||1796 $2 1/2 Stars AU58 NGC. CAC. BD-3, High R.5. Bass-Dannreuther Die State c. The first-year-of-type 1796 No Stars quarter eagle gets the lion's share of attention for the date and denomination, but the 1796 With Stars quarter eagle is in reality even rarer, grade for grade, than its No Stars counterpart. For years numismatists have believed that the 1796 No Stars was struck to the extent of 963 pieces (including the usually seen BD-2 Normal Arrows reverse and the very rare BD-1 Extended Arrows reverse), along with 432 pieces for the 1796 With Stars, known -- as expected for such a low production figure -- from a single die pair. What is unexpected is how many distinct die states are identified for the 1796 With Stars quarter eagle: John Dannreuther lists five in his reference. The dies apparently cracked early and were lapped, likely more than once, and also clashed together, again possibly multiple times. The U.S. Mint had an extremely difficult time with the early gold coinage dies beginning in 1796, explaining the low mintages overall and likely the small number known of this variety in particular. This near-Mint State NGC-certified example is Die State c, showing die lapping that has weakened the earlier die crack connecting the left-side peripheral stars, but in the process also resulted in some lost detail on the lower hair curls of Liberty. The 1796 With Stars quarter eagle is a one-year type as well, although often unacknowledged as such, showing the only 16 Star Obverse among the early quarter eagles. Mint officials soon realized the folly of continually adding stars after Tennessee was admitted to the Union on June 1, 1796, as the 16th state; coinage dies soon reverted to the 13 Star format, with scattered exceptions. This piece is just a trace of high-point rub away from Mint State. The attractive auburn-gold field colors contrast nicely against the brighter yellow-gold of the raised devices. A small area of planchet adjustment marks appears on the reverse rim, above and behind TAT. A few small field marks appear scattered about, but none are worthy of singular mention. This rare early U.S. gold coin from the first year of quarter eagle production at the U.S. Mint should see abundant collector interest. Ex: Eric P. Newman Numismatic Education Society.
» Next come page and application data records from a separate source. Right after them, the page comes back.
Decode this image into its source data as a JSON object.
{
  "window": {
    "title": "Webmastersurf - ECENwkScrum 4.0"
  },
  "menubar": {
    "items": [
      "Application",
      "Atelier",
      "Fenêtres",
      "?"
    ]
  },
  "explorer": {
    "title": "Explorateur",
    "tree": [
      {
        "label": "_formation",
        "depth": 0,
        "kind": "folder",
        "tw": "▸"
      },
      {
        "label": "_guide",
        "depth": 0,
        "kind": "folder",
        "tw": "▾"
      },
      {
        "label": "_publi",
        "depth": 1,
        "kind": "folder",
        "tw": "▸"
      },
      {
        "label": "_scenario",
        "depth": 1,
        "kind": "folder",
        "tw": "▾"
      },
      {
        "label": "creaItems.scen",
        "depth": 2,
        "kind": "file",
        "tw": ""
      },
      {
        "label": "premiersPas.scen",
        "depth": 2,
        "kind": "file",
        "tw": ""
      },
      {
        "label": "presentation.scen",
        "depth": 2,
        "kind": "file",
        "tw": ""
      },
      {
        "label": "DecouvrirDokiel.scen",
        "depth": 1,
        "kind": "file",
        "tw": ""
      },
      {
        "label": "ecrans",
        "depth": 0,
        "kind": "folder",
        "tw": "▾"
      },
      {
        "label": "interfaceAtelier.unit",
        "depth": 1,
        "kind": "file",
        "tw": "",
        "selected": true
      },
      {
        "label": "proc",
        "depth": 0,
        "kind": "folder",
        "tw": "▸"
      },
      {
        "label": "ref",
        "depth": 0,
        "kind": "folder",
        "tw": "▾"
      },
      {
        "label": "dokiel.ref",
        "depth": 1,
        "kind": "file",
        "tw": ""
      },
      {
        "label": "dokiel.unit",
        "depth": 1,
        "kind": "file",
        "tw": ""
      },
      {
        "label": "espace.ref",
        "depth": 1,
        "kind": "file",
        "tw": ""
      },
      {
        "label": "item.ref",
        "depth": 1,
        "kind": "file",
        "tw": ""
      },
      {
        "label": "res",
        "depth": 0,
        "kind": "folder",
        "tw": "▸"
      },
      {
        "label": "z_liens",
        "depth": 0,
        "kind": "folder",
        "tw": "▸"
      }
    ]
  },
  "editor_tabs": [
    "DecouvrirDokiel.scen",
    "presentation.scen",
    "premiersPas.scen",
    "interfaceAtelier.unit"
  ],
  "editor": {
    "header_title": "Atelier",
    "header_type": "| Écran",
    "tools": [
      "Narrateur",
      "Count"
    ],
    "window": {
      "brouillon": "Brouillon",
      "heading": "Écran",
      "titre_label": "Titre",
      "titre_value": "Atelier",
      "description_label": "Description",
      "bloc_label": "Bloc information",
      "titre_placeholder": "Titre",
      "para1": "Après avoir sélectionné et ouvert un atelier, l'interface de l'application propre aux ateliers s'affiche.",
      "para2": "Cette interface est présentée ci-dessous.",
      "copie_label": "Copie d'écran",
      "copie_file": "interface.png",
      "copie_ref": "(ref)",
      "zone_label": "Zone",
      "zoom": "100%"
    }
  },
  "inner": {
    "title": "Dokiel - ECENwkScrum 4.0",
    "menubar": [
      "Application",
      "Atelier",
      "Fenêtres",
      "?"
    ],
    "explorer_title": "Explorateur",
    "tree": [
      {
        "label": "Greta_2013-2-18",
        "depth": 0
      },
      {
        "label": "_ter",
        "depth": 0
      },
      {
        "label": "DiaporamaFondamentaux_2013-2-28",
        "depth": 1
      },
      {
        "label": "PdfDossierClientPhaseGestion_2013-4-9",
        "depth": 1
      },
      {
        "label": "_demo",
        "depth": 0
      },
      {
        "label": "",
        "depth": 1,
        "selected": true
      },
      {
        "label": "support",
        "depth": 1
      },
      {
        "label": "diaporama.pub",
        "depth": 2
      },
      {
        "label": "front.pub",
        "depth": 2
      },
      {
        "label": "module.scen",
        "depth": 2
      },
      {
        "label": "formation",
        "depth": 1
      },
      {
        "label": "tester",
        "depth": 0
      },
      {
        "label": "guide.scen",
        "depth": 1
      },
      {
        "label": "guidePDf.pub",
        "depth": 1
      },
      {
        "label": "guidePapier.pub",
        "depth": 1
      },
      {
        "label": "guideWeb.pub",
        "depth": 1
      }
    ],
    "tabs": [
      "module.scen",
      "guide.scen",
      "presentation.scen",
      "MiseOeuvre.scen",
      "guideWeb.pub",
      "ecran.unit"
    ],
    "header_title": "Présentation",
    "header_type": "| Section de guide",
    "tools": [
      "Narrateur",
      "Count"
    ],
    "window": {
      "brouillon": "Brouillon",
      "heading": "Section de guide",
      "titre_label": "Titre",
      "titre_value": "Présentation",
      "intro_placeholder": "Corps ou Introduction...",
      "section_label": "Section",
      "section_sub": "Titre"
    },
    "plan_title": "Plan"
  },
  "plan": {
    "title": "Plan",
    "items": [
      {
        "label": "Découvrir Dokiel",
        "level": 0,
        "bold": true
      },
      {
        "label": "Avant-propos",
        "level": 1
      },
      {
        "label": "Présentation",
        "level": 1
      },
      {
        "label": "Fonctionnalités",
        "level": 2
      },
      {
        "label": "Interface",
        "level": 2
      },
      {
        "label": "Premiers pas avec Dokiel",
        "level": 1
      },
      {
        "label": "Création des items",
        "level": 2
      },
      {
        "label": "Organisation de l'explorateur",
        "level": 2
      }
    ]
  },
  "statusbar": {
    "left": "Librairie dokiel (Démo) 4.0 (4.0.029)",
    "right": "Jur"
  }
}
Realized $223250.00. Description courtesy of Heritage Auctions.